The series is presented in an aspect ratio of 1.29:1 with no 16x9 enhancement.
The video is not at all sharp. The overall picture has an overexposed look to it and shadow detail is completely lacking. The whole transfer is grainy and there are plenty of analogue tape transfer artefacts present.
There is colour bleeding present but generally the colours have been affected by the overexposure issue.
The video suffers greatly from MPEG overcompression artefacts and there are bucketloads of film artefacts present throughout the whole series.
There are no subtitles provided on this release.
The layer change for the first disc has been placed between episodes. The layer change on the second disc occurs during Episode 6 at 37:24. It is concealed in a scene change when Sigrid Thornton leaves a room and the scene cuts to the Gallipoli battlefield.
The audio transfer is also, sadly, pitiful.
We are presented here with a hideous mono soundtrack. The dialogue can at times be muffled, muddied and generally uninspiring. There was some hissing, clicks and pops present and I really wonder why a production company would go to the trouble of producing such a low quality transfer in this day and age.
The only real saving grace in this audio transfer is that there was no evidence of any lip sync problems.
When it comes to the music score I can only really compare this offering against the likes of ANZACs and by doing so I can only say that, unlike ANZACs, the music offered by Bruce Smeaton left me feeling underwhelmed. This may be the fault of the mono soundtrack, but against the inspirational music score offered by ANZACs, 1915 rates poorly in my book.
This soundtrack is purely mono and hence there was absolutely no use of the surround channels.
Don't bother turning your subwoofer on for this one as being a mono soundtrack there is no utilisation of the LFE channel.
|Surround Channel Use|
The main menu is static and silent, presented at an aspect ratio of 1.33:1.
No other extras are present.
NOTE: To view non-R4 releases, your equipment needs to be multi-zone compatible and usually also NTSC compatible.
I would be surprised if this were to be produced for any other market other than the Australian market. I do not know of an R1 release. On this basis I am going to say that the R4 version is the best and only version available.
A rather long, drawn-out and poorly presented effort which has little going for it except some good performances by the likes of Sigrid Thornton. For those that were thinking that this series might be as good as ANZACs, forget it. This series does not even come close to matching the likes of ANZACs and as they are essentially based on the same formula it is somewhat of a letdown.
|DVD||Momitsu V880DX upscaling player, Samsung DVD-HD747 player, Pioneer DV-535 player, Toshiba D-R1-S-TG , using DVI output|
|Display||Panasonic PT-AE700 WXGA LCD Projector, 102" 16:9 Grandview motorised screen, Panasonic TH-42PV500A HD Plasma Display, Toshiba 83 cm 4:3 CRT. Calibrated with Video Essentials/Digital Video Essentials.

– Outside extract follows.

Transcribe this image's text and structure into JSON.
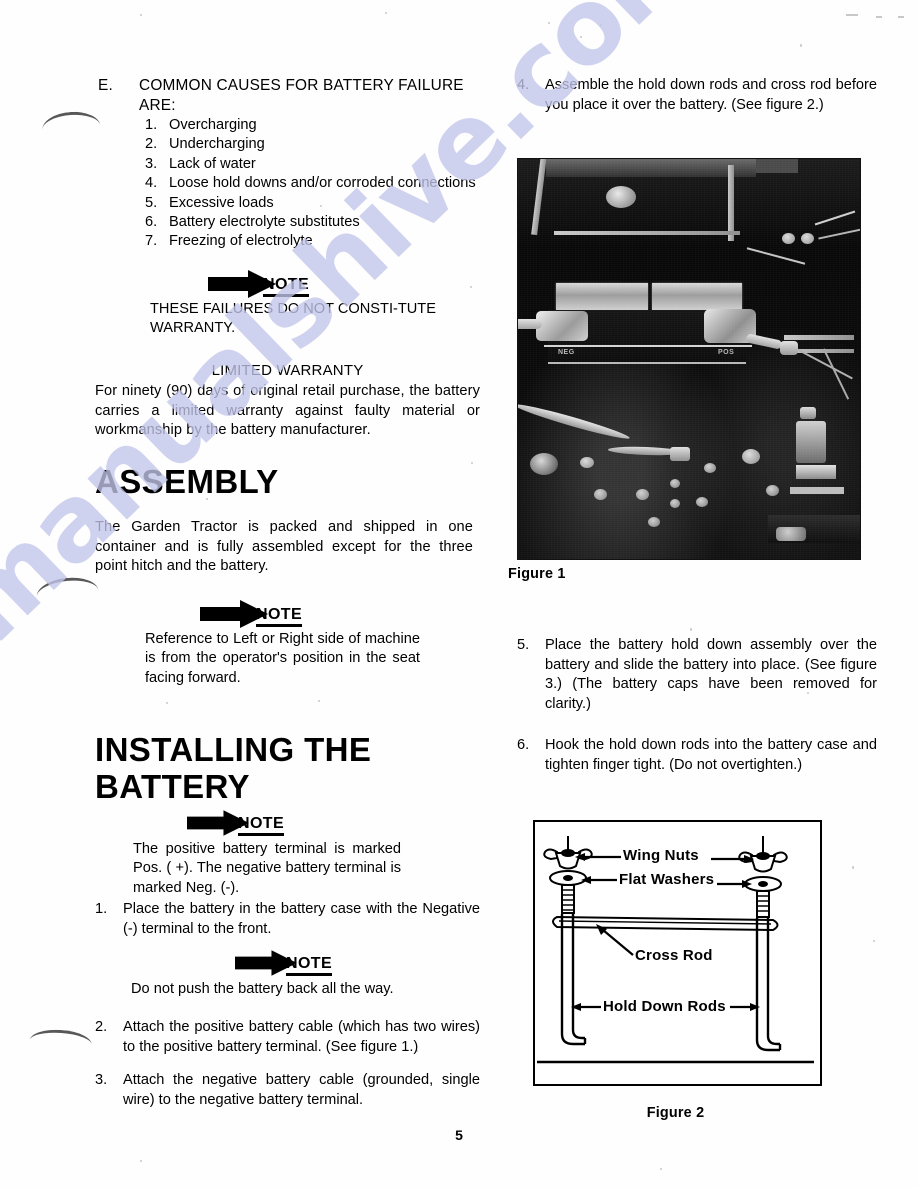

This display device is 16x9 capable. This display device has a maximum native resolution of 720p.|
|Audio Decoder||Denon AVR-2802. Calibrated with Video Essentials/Digital Video Essentials.|
|Amplification||Denon AVR-2802 Dolby EX/DTS ES Discrete plus Sansui two channel amplifier driving Back Surrounds|
|Speakers||Fronts, Centre, and Back Surrounds - Accusound Ref 8 speakers with 150W RMS accusound sub woofer, Surrounds - Sony|